Saturday, December 24, 2016
Because he would not abandon the flock for a lost sheep
after the others had bedded down for the night,
he turned back, searched the thickets and gullies.
Sleepless, while the flock dozed in the morning mist
he searched the pastures up ahead. Winter nearing,
our wool heavy with brambles, ropes of muddy ice,
he did not abandon the lost sheep, even when the snows came.
Still, I knew there was only a thin line
between the good shepherd and the butcher.
How many lambs had put their heads between the shepherd’s knees,
closed their eyes, offering their neck to the knife?
Familiar – the quick thuds of the club doing its work.
More than once at night I saw the halo coming.
I ran like a deer and hid among rocks,
or I crawled under a bush, my heart in thorns.
During the day I lived my life in clover
watching out for the halo.
I swore on the day the good shepherd catches hold,
trying to wrestle me to the ground and bind my feet,
I will buck like a ram and bite like a wolf,
although I taste the famous blood
I will break loose!

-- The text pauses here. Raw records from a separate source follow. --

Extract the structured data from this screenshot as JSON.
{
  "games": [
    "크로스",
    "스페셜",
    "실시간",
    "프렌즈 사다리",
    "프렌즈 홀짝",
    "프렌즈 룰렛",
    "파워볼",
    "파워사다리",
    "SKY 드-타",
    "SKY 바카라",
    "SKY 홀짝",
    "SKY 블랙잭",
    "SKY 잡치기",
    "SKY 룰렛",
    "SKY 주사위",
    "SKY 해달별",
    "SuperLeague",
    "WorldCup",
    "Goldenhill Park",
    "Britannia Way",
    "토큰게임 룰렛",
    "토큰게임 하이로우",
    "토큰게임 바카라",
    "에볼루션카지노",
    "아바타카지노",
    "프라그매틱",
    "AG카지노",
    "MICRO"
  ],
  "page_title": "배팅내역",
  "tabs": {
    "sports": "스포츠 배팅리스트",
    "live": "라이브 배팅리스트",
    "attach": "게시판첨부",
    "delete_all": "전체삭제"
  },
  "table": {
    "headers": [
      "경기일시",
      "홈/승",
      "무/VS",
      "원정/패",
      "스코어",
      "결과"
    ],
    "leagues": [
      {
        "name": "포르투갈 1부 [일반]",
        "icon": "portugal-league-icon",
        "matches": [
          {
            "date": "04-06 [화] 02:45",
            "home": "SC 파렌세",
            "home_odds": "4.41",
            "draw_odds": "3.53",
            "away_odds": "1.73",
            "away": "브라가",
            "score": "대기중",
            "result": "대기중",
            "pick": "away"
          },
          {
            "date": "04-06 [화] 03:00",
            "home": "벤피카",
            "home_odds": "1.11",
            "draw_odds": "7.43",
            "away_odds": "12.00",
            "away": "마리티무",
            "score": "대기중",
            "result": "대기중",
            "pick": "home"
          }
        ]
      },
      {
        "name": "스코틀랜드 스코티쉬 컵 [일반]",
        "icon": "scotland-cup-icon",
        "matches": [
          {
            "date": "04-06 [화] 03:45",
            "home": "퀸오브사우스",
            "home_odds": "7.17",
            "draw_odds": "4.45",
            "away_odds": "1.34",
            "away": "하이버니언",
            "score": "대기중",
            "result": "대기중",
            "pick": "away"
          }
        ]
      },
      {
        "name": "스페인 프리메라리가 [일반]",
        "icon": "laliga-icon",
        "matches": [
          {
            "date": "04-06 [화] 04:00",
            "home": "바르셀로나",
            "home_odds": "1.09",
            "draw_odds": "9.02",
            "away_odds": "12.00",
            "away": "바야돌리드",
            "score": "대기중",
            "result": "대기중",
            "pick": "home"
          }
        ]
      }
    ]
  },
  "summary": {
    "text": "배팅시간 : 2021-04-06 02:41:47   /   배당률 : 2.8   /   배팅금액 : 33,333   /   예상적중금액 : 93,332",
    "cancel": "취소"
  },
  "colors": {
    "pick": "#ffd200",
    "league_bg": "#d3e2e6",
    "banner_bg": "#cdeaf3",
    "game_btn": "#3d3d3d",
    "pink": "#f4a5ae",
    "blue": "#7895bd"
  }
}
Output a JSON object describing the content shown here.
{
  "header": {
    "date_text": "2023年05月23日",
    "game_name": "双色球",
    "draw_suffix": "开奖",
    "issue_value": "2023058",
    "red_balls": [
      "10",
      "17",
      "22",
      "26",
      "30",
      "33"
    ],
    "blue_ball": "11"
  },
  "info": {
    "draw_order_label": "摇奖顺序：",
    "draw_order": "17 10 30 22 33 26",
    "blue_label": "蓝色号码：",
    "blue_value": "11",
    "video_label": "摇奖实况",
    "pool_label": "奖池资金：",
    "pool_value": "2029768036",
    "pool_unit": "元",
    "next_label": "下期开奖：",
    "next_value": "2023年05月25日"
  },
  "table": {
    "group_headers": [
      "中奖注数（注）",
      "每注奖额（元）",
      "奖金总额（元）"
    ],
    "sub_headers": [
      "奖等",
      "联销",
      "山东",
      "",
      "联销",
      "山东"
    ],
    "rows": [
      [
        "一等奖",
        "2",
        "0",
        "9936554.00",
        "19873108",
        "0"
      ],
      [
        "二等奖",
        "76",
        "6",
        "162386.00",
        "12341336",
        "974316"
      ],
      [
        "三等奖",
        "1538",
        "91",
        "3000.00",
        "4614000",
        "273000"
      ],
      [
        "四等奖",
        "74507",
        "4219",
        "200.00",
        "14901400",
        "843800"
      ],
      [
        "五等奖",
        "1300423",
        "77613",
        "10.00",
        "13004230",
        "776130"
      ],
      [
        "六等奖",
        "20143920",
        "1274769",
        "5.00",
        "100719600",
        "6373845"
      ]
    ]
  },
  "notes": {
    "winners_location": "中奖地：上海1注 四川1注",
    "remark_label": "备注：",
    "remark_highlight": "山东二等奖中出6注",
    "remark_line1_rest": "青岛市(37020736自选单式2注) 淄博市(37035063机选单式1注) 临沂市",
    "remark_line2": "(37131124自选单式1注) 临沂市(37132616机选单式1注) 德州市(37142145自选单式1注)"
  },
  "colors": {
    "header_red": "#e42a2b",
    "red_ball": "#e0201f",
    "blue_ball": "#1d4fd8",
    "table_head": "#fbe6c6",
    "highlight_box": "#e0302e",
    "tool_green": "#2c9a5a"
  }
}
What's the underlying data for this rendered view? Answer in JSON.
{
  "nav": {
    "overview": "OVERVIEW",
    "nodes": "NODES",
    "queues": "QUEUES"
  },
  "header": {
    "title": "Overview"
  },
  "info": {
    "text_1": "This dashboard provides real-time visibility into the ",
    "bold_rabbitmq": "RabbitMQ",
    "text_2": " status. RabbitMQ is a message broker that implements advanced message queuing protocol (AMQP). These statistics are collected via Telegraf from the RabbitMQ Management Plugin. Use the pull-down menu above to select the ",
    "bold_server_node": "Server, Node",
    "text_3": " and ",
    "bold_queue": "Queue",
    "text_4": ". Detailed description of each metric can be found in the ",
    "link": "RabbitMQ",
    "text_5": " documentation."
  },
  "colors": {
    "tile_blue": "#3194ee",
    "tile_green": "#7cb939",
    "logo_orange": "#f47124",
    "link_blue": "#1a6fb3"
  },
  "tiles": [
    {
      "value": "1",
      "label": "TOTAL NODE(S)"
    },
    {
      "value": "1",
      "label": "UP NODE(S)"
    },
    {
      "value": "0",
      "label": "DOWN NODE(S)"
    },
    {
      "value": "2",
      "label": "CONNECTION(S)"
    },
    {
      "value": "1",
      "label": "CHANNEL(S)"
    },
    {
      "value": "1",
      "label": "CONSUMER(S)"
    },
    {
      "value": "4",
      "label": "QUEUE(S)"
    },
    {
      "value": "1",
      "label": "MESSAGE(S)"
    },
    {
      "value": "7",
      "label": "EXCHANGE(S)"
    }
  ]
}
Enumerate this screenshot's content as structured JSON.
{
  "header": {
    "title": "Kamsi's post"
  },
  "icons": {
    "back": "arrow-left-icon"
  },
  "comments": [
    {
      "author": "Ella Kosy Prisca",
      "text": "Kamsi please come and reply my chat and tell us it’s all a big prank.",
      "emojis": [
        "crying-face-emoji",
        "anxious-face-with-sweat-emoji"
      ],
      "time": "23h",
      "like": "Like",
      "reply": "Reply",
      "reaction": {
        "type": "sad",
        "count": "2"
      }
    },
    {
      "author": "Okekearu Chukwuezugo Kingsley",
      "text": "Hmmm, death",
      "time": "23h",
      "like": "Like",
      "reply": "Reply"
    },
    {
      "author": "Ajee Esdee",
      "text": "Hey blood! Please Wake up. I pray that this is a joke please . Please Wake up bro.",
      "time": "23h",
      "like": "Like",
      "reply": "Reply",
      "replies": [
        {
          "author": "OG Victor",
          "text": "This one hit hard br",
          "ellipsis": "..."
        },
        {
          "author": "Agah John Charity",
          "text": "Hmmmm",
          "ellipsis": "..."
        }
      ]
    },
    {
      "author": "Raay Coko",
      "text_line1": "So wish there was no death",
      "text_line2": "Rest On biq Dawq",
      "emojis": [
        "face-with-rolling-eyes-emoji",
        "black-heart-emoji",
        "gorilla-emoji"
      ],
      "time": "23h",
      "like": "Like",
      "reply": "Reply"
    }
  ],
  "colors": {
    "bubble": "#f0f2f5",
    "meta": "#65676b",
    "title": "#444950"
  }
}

I will race under the gates of heaven,
back to the mortal fields, my flock, my stubbled grass and mud.
Saturday, December 10, 2016
Translated from the Spanish by Alastair Reed
Every single thing becomes a word
in a language that Someone or Something, night and day,
writes down in a never-ending scribble,
which is the history of the world, embracing
Rome, Carthage, you, me, everyone,
my life, which I do not understand, this anguish
of being enigma, accident, and puzzle,
and all the discordant languages of Babel.
Behind each name lies that which has no name.
Today I felt its nameless shadow tremble
in the blue clarity of the compass needle,
whose rule extends as far as the far seas,
something like a clock glimpsed in a dream
or a bird that stirs suddenly in its sleep.